** Input material follows **

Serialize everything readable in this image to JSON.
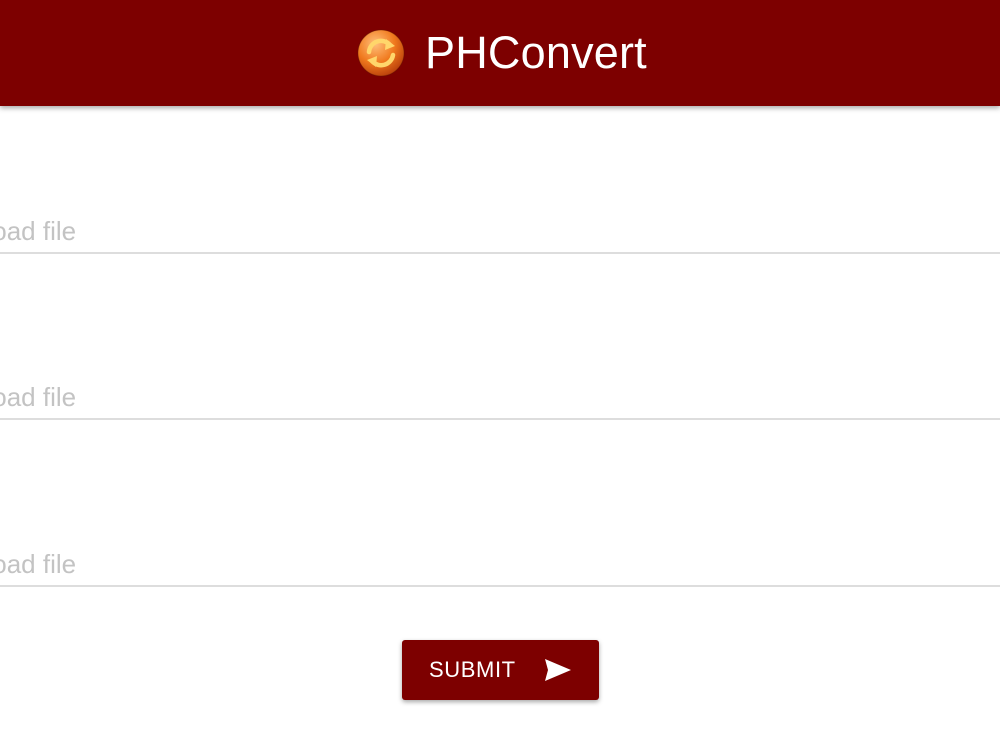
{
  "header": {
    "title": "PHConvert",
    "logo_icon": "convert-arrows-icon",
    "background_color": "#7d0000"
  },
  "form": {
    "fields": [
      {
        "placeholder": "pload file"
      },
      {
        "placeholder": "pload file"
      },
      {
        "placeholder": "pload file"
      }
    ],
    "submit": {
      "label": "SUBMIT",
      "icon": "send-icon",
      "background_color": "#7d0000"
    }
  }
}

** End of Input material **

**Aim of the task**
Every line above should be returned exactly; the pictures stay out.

**Answer space**
Serialize everything readable in this image to JSON.
{
  "header": {
    "title": "PHConvert",
    "logo_icon": "convert-arrows-icon",
    "background_color": "#7d0000"
  },
  "form": {
    "fields": [
      {
        "placeholder": "pload file"
      },
      {
        "placeholder": "pload file"
      },
      {
        "placeholder": "pload file"
      }
    ],
    "submit": {
      "label": "SUBMIT",
      "icon": "send-icon",
      "background_color": "#7d0000"
    }
  }
}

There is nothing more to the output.